If you want to ask Travelin' Joe a question, e-mail him at firstname.lastname@example.org. Dear Joe, I’m planning on taking a tour of the bourbon distillers in Lexington, Ky., this spring. I thought I would pack the clubs and get a round in between the taste testing. Any recommendations for golf packages in the area? It looks like Marriott has a nice track? Thomas F. Barnish Via email Travelin’ Joe has enjoyed the Kentucky bourbon sipping experience as well, though I recommend you do it after golf. Indeed, the Griffin Gate Marriott Resort (859-231-5100, Marriott.com) serves up a quality package, with unlimited golf, cart, lodging and breakfast at prices starting at $264. Golf takes place over an early Rees Jones solo design ($60-$75), carved from rolling bluegrass country. That said, it’s far from the best public-access golf in town.
Your best bet is Old Silo ($59; 859-498-4697, oldsilo.com), a sturdy Graham Marsh design 30 minutes east of Lexington that sports 98 bunkers, hilly terrain and a set of wildly undulating greens.
Next up is Kearney Hill Golf Links ($26-$46; 859-253-1981, lexingtonky.gov), s superb—and superbly cheap—Pete and P.B. Dye collaboration that tumbles over rumpled, links-like terrain, amid mounds, moguls, grass bunkers and the rest of the Dye family’s signature design tricks. Future Players Championship winner Tim Clark captured the 1997 U.S. Amateur Public Links Championship here. Hi Joe, I’m attending a wedding out in Orange County, Calif., during May 2011. I have never been there before. Any courses with ocean views? I don’t want to break the bank. Andrew Ong Via email Pelican Hill ($250-$270) and Monarch Beach ($145-$195) are likely going to be wallet busters for you. You might try San Clemente Municipal ($33-$55; 949-361-8384, sanclementegc.com) which doesn’t have any ocean holes in play, but is a pleasant walk and a great value, with views, albeit somewhat distant views, of the Pacific from several holes. This mature Billy Bell design dates to 1930, and will likely play pretty slow due to its popularity, so tee off early enough to get to the best ocean-view holes, 15 and 16. Dear Joe, My wife and I are planning a week-long trip to Tulsa, Okla., and Fayetteville, Ark., in May so that I can say I’ve visited all fifty states in my lifetime. She does not golf, but always encourages me to play two or three times while we’re on vacation. Are there any good public courses in those two cities that you recommend? Nilo Mia San Francisco, Calif. Travelin’ Joe only needs Arkansas to complete his 50 as well—as in playing golf in all 50 states—so you might beat me to it. In Fayetteville, check out Stonebridge Meadows ($39-$55; 479-571-3673, stonebridgemeadows.com), a Randy Heckenkemper design near the University of Arkansas, where the low-handicap Razorbacks golf team members are tested by watery par-3s, densely wooded risk/reward par-5s and some of the fastest greens around.
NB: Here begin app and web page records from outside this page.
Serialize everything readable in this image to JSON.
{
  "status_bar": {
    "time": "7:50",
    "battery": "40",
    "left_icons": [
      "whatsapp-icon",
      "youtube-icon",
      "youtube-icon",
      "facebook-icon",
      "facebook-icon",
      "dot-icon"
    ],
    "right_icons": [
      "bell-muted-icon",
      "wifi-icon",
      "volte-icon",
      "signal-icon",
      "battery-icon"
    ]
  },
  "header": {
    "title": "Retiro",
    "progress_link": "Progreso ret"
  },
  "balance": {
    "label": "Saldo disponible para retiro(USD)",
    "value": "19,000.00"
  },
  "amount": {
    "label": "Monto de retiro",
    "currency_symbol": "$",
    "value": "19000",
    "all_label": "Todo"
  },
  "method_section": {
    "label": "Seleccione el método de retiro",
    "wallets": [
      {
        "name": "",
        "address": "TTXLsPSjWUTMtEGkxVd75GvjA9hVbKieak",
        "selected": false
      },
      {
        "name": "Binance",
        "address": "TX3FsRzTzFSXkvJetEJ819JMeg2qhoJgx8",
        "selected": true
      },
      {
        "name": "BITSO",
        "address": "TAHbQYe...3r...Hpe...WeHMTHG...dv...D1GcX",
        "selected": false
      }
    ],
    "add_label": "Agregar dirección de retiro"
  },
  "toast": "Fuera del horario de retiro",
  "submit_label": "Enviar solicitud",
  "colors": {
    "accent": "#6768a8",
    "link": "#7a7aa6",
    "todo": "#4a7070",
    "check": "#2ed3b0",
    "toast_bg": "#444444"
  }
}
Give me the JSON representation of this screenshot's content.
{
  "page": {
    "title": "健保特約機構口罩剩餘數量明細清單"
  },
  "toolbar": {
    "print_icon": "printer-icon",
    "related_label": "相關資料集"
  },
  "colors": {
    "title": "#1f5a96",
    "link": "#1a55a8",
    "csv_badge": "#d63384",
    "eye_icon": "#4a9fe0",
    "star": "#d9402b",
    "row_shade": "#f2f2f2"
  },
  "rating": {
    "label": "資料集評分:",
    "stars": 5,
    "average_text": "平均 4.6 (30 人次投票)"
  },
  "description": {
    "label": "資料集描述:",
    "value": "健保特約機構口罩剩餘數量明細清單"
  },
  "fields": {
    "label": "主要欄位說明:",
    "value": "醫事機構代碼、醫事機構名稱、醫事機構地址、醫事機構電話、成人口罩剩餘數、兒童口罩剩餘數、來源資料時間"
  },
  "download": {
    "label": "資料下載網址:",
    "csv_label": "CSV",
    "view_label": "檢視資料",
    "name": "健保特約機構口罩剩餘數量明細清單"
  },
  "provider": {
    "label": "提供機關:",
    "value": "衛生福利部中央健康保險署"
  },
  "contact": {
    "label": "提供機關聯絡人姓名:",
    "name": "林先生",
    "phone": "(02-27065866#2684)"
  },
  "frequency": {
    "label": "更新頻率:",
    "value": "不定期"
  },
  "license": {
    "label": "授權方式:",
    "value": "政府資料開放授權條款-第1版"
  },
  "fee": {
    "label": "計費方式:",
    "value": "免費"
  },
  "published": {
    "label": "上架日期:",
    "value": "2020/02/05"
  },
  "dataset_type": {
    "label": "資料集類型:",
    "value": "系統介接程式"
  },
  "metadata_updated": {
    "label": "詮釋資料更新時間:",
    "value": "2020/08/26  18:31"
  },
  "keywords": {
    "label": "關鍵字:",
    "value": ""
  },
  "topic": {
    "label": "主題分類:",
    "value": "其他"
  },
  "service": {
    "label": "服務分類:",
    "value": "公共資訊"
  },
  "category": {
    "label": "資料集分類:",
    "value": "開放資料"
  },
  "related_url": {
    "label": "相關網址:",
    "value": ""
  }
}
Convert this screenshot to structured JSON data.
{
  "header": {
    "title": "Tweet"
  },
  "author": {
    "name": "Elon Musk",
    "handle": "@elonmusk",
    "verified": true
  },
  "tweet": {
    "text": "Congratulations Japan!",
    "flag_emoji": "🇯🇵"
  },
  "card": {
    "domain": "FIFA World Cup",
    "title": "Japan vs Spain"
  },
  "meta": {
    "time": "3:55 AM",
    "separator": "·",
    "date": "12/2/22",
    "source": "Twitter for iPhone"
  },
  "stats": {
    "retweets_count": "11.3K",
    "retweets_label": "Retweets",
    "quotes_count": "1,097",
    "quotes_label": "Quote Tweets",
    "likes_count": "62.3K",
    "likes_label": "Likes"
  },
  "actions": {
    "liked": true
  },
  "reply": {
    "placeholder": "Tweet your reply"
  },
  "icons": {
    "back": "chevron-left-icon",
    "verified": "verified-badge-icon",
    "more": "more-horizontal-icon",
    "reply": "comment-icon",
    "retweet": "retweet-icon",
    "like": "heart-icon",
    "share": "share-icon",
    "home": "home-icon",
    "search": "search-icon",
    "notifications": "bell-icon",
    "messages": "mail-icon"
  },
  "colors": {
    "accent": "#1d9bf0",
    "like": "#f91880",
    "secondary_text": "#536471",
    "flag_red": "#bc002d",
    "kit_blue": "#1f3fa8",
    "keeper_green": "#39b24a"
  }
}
Most of Tulsa’s good tracks are private, such as Southern Hills and The Patriot, but another Heckenkemper creation, Forest Ridge ($60-$70; 918-357-2443, forestridge.com) will work perfectly. Its 141 slope and 76.0 rating from the 7,083-yard Tournament tees is testament to its challenge. A recent facelift has Forest Ridge sporting all new greens and a new five-acre lake at the 15th. Twilight rates start at $38. Tweet